Dr. Rachel Nugent
Vice President, RTI International
North Carolina, USA
Rachel Nugent, PhD, has more than 30 years of experience in global development as a researcher, practitioner, and policy advisor to governments. She is Vice President and Director of the Center for Global NCDs at RTI International where she leads a team charged with providing policy analysis, implementation, and evaluation of cost-effective strategies to prevent and control global noncommunicable diseases (NCDs). RTI’s global NCD experts generate and translate new evidence to help guide global and national decision-making aimed at noncommunicable disease detection, prevention, and control. Dr. Nugent manages the Center’s capabilities including health economics and evaluation; communication and behavior change; epidemiology and survey research; establishment of disease and risk factor registries; and development of guidelines, care pathways, and medical technology applications for global NCDs.
Dr. Nugent led the Lancet Task Force on NCDs and Economics and is a member of the Lancet Commission on Women and Cancer, the Food System Economics Commission, co-chairs the Steering Group of the Coalition for Access to NCD Medicines and Supplies and serves in numerous advisory positions. She formerly served as a member of the U.S. Institute of Medicine Committee on Economic Evaluation, the International Expert Group for the Global Nutrition Report, the External Advisory Committee of the NCD Alliance and Children’s Heartlink. Dr. Nugent’s interests include the economic benefits of controlling antimicrobial resistance. She was the lead author and chair of The Race Against Drug Resistance, a 2010 report from the Center for Global Development’s expert working group on global drug resistance. Previously, Dr. Nugent was an associate professor of global health at the University of Washington and director and principal investigator of the Disease Control Priorities Network. She is affiliate associate professor at the University of Washington Department of Global Health.
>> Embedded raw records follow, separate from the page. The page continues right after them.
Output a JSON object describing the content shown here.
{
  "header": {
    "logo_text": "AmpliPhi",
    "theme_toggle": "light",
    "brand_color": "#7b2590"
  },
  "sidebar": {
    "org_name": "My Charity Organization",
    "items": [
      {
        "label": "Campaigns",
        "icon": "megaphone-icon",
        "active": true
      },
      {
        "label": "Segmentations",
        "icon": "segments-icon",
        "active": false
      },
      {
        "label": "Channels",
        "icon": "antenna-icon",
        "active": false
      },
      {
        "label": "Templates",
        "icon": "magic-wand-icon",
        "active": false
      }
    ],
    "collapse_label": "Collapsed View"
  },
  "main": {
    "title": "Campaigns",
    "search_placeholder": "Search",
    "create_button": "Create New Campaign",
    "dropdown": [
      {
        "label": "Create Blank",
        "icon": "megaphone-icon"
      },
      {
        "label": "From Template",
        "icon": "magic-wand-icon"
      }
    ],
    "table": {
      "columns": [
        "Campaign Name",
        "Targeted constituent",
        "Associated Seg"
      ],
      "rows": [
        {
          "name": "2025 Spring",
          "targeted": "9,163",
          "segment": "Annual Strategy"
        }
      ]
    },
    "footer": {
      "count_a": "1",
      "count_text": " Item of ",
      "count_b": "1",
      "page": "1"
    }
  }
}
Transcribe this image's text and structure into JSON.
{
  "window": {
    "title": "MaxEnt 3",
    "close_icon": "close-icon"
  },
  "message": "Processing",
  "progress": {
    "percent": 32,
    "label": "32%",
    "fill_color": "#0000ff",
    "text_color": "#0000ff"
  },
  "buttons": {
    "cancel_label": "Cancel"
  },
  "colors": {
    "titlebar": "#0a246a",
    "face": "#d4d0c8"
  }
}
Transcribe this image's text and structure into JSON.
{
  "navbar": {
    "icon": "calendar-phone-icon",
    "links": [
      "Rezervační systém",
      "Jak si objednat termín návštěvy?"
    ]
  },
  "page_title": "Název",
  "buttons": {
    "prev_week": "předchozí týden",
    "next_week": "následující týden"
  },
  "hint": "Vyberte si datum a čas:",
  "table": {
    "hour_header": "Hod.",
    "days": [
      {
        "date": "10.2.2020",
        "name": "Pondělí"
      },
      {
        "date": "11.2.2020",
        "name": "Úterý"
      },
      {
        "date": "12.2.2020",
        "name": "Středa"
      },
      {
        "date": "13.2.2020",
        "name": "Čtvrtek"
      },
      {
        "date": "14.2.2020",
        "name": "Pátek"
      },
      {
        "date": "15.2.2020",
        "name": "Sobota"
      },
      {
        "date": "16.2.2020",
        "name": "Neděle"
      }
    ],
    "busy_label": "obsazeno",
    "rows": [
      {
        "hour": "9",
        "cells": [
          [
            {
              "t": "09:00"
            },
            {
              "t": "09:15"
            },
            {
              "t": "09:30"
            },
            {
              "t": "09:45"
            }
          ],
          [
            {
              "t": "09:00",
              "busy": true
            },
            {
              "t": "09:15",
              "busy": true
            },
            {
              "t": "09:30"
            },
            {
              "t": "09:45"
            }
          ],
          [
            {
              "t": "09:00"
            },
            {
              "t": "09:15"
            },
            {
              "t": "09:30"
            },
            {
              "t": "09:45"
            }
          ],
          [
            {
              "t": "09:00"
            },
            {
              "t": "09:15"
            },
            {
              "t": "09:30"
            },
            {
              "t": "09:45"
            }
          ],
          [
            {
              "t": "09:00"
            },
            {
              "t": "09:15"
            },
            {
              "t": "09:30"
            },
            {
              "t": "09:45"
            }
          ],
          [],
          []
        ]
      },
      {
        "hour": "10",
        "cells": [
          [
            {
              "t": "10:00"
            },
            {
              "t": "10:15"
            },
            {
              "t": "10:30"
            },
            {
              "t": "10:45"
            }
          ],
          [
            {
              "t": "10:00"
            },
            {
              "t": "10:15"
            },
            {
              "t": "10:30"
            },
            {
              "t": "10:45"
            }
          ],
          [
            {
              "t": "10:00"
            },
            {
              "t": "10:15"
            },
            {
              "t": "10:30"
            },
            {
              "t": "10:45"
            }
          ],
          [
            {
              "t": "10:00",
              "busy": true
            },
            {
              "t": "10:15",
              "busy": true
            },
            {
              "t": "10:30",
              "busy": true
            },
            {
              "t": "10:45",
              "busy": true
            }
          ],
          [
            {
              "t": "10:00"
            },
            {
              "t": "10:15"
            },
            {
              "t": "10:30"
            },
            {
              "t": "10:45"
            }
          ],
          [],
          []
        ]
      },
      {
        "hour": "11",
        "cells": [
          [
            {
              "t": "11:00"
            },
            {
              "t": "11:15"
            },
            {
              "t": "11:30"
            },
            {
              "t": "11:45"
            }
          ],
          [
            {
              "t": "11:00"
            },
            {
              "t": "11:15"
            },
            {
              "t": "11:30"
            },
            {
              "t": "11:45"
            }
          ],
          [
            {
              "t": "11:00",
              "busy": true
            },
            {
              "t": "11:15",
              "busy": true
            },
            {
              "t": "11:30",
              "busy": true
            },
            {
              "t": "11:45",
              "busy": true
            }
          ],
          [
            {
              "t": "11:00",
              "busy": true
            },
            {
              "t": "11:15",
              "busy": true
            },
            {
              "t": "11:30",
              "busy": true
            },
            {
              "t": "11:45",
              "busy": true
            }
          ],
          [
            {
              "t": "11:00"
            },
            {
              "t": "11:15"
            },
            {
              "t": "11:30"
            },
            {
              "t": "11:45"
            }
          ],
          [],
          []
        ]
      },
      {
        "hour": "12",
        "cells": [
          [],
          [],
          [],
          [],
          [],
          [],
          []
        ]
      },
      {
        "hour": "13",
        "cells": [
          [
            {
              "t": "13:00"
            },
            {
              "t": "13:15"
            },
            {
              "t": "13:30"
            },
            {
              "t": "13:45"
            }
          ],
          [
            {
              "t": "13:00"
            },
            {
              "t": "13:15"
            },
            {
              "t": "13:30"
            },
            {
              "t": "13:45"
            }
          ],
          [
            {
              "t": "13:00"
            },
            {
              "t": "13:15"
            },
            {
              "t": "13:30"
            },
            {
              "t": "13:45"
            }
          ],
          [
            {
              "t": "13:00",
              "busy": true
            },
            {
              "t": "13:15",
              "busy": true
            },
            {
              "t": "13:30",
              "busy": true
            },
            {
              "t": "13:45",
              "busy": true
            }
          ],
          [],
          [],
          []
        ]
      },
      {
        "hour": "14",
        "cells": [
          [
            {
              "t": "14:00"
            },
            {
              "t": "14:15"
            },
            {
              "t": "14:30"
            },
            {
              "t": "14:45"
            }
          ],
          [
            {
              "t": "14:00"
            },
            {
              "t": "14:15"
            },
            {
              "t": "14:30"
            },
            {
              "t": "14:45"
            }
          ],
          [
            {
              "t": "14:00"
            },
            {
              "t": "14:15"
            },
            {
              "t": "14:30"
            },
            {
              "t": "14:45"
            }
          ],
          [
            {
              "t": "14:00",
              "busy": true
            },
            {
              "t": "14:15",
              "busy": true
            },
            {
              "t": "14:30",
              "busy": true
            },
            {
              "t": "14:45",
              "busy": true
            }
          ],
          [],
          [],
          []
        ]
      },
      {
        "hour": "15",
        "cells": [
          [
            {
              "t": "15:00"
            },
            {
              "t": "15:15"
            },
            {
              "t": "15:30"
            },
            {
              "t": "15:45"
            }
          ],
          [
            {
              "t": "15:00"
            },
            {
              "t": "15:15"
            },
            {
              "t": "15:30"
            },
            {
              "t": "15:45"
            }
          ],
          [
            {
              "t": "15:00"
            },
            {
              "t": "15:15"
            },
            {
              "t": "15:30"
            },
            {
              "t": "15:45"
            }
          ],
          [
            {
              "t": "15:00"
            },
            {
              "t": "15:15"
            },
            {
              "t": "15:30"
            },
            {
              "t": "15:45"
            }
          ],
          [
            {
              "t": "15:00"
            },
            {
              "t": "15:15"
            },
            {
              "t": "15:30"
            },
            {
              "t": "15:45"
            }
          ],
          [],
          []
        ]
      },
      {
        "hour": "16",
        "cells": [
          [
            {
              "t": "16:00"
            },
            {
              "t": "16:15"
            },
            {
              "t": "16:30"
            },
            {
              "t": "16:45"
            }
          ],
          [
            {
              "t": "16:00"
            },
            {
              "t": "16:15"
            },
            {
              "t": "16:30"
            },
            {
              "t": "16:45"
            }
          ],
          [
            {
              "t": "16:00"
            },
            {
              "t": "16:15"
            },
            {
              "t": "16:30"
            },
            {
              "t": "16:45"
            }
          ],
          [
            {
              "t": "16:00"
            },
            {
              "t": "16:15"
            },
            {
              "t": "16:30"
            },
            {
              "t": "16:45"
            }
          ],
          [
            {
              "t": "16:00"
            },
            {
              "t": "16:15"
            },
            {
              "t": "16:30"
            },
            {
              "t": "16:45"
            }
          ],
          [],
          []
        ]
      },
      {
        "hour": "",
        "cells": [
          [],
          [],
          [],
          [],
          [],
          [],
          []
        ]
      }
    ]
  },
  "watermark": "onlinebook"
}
She previously worked at the Center for Global Development, the Population Reference Bureau, the Fogarty International Center of NIH, and the Food and Agriculture Organization of the United Nations.